Eric's mention of exotic words culled from the Readers Digest feature and the literary banquet just mentioned in Necessary Evil remind me of a news headline last October announcing publication of The Dictionary of Weird and Wonderful Words by the Oxford University Press. The headline suggested this dictionary would be particularly useful to deipnosophists, those folk who enjoy conversation with their meals, because as one would expect it contains so many unusual or under-used words. Words such as jumentous, snollygoster, glabrous and hoddy-noddy. It would certainly be an interesting literary challenge to construct a scenario in which this particular quartet could be used without straining credulity but bearing in mind common complaints concerning the decline of modern dinner conversation, as the English say, that the very notion would merit a headline certainly takes the biscuit.
Readers of Threefer may recall that the library belonging to Zeno's neighbour Castor boasted a copy of Athenaeus' Deipnosophistae (loosely, Banquet of the Learned). A fifteen volume set -- ten have survived intact and the remaining five in summarized form -- it quotes extracts from several hundred writers, including many whose works are otherwise lost in another example of how large a role chance plays in the survival of such scrivenings.
However, when writing about John and his world, it's not so much the content of dinner conversations that causes one to reach for the basil tea as ensuring that the menu doesn't include certain foodstuffs not then known. The versatile though humble potato springs to mind, for example. A somewhat related entanglement arose recently while we were researching one Theodotus Colocynthius, Prefect of Constantinople. His nickname is often rendered as The Pumpkin but it suddenly struck us that during his time pumpkins had not yet made their journey from the New World. As a suitable compromise therefore when he appears in Fourfer he will rejoice in the nickname of The Gourd. We subsequently discovered that in modern colloquial usage gourd refers to the head (as in "smashed out of his gourd", of someone who's over-imbibed) while in Europe gourd is also occasionally (and unkindly) used of one who is slow of wit.

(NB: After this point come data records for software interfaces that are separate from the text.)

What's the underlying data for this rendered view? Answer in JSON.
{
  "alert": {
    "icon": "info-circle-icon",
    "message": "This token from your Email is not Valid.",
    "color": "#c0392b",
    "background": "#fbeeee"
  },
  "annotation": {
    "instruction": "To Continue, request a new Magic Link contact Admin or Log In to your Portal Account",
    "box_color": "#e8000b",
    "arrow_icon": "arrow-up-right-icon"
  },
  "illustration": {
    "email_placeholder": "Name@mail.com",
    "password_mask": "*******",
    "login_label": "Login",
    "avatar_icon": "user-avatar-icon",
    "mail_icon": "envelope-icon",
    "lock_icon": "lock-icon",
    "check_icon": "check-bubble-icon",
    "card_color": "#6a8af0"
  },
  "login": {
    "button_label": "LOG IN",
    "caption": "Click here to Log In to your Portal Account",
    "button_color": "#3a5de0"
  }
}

Hopefully however Theodotus won't take it amiss when referred to as The Gourd for he must surely have been no gourd of the intellect to have risen to such high rank in a dangerous milieu where prominent mens' enemies were commonly to be found living a lot closer to home than the Persian border. On the other hand, it's been suggested that his nickname was bestowed because he had an oddly shaped head, the Byzantines being very fond of that type of wit. If so, it seems that certain forms of humour have not changed very much since The Gourd was around, even though what most of us consume for dinner certainly has.
On the other hand, l5th June will be a bit of a mixed blessing, being not only when your next issue of Orphan Scrivener is slated to arrive but also two days before the second estimated tax payment for the current work year is due. Which is pretty much where we came in, so we'll sign off now and see you then!
Mary and Eric
whose home page hangs out at http://home.epix.net/~maywrite/
Therein you'll find the usual suspects, including more personal essays and an interactive game as well as an on- line jigsaw puzzle (at least if you have a java-enabled browser) featuring One For Sorrow's boldly scarlet cover. For those new to the subscription list there's also the Orphan Scrivener archive, so don't say you weren't warned!